The Ashley Madison hackers have released a third data dump, and security experts warn that spam campaigns and extortion attacks now target supposed users of the dating site, sometimes demanding bitcoins - or else.
To help mitigate the risk that blackmail and extortion campaigns might target employees, employers' security teams must regularly review post-breach data dumps as well ramp up enforcement of their corporate security policies, says Stephen Coty of Alert Logic.
Rand Corp.'s Martin Libicki sees circumstances in which a weaker economy could curtail Chinese cyber spying on U.S. companies. Then again, he says, the Chinese government could see spending money on hacking as an economic stimulus.
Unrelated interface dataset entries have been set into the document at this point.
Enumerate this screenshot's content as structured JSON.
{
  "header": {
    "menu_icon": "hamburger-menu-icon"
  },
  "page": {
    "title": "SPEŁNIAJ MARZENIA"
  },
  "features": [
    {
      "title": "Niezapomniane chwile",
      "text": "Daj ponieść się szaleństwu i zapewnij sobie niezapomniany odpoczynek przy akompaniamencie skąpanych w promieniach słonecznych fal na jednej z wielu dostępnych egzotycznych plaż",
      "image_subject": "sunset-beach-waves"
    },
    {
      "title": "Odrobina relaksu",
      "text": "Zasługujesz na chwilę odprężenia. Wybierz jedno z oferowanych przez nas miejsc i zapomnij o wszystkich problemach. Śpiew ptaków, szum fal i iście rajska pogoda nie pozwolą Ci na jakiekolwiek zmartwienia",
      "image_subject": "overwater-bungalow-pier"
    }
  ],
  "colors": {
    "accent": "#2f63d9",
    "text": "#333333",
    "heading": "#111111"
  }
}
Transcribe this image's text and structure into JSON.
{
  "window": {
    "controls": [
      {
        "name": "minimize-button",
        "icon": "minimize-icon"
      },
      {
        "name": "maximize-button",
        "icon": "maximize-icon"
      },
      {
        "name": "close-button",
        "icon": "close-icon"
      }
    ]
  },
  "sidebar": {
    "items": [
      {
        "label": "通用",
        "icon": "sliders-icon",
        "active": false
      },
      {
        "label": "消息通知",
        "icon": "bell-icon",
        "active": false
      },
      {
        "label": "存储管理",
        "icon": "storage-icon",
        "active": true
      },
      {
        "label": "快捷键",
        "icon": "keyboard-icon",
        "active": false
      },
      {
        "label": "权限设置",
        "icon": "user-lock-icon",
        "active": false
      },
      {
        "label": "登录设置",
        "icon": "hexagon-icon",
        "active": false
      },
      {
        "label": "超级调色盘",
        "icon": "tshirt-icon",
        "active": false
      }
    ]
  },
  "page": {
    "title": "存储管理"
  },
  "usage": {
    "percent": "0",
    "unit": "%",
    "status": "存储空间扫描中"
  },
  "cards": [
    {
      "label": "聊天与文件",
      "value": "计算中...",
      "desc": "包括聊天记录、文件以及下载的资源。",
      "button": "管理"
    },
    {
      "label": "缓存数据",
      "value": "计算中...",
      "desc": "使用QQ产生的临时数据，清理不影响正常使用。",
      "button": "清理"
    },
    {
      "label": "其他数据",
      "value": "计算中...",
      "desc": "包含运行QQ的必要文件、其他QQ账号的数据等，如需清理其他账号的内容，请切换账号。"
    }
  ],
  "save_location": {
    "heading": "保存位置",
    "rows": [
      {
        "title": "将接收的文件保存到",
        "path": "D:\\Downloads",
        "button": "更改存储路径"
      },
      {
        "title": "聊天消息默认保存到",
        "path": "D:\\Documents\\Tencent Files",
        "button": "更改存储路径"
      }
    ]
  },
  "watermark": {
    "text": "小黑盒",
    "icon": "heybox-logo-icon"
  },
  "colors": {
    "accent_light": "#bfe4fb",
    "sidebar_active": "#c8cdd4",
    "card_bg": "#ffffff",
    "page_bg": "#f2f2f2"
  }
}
Extortionists and "free agent" rogue insiders have emerged as the top two most malicious cybercrime threats to banking institutions, says Gartner's Avivah Litan. How should institutions bolster their defenses?
Stock markets in the United States, Europe, China and India continued their volatility Aug. 24, and it's not clear how cybersecurity stocks will weather the downturns. But with hack attacks not letting up, some analysts say cybersecurity companies will likely continue to thrive.
The Ashley Madison mega-breach differs from previous breaches not just because of its scale, but also the fallout facing victims of the breached infidelity-focused dating site. Here are the top information security takeaways.
After Target's $67 million settlement with Visa to reimburse banks for expenses related to the retailer's 2013 breach, MasterCard confirms it is weighing a new deal. Will settlements derail a pending lawsuit against the retail giant?
The attackers behind the hack of dating site Ashley Madison - tagline: "Life is short, have an affair" - have followed through on threats and released a file that includes details on many of the site's customers.
An inspector general's memo that highlights three significant information security deficiencies that have plagued the U.S. Department of Labor for the past five years points out problems that most federal agencies confront.
Visa and Target have reached an agreement that reportedly will reimburse card issuers a total of up to $67 million for fraud losses and expenses tied to the retailer's 2013 breach, which exposed some 40 million payment cards.
The U.S. Office of Personnel Management has been hit with yet another lawsuit focusing on the massive breach that exposed background-check information for 21.5 million individuals. But this time, the plaintiff is a judge.
The Internal Revenue Service says cyber thieves may have accessed as many as 334,000 taxpayer accounts in a breach of its Get Transcript system, far more than the 114,000 accounts it originally estimated in May.
What do successful but separate malware attacks against banking customers around the world, as well as the White House and health insurer Anthem, all have in common? Researchers say the answer is shockingly simple.
Get over it. The OPM breach and the pilfering of top U.S. government officials' private emails, presumably by the Chinese government, are acceptable forms of spying. All nations with the technical means do it.